Staff within mainstream services (e.g. money advice centres) must also be made aware of funds available for women who are involved in selling or exchanging sex or images in order to ensure that women who are not tapped into specialist services are still able to access this support. However, many women do not feel comfortable disclosing their involvement in selling or exchanging sex or images to mainstream services due to fears of legal repercussions. Therefore, there must be changes at the legislative level which mean that women are not criminalised for selling sex in any form which may hopefully break down barriers women face in disclosing and help women to access the support they are entitled to.
There must also be a commitment from services and the Government to support women’s financial wellbeing for the long-term. Through Your Voice, and through discussions with other services, we have heard that some women would like support to develop new skills and diversify their incomes. Other women have expressed an interest for more supported exit from the industry:
“I think a lot of sex workers will not only find their business has dried up, but that they have nowhere else to turn to and even the best exit plans will fail right now.”
For some women, the coronavirus pandemic has felt like a “forced exit” from the industry which has been extremely distressing as the process of exiting often requires a lot of time and planning. For women who do wish to move on from the industry, the Encompass Network are currently exploring partnerships with the public and private sectors in order to develop internships for women and are also working with higher education institutions in order to support women back into education, if they wish to do so.

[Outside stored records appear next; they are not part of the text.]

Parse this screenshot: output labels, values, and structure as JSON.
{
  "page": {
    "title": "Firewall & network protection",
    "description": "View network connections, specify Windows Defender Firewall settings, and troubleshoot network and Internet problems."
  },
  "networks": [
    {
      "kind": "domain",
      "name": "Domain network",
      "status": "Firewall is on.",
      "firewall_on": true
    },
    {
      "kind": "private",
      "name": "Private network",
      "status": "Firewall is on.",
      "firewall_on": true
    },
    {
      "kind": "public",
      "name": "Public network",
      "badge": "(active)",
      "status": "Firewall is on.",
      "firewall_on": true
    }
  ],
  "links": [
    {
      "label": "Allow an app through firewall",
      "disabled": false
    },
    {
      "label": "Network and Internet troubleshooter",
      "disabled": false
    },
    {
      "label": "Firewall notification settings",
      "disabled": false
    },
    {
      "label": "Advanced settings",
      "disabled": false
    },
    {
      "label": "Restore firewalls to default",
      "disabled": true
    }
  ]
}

Ultimately, there must be a full and consistent commitment from Scottish Government to support the financial wellbeing of women who sell or exchange sex or images via ring-fenced funding which is available for a longer-term. Partnerships must also be developed between specialist and mainstream services to ensure that information about financial support is available to all women, regardless of whether they are tapped into specialist services. There must also be active attempts to support women to develop their skills and diversify their income in a way that suits them, as well as greater supported exit for women who choose to move on from the industry.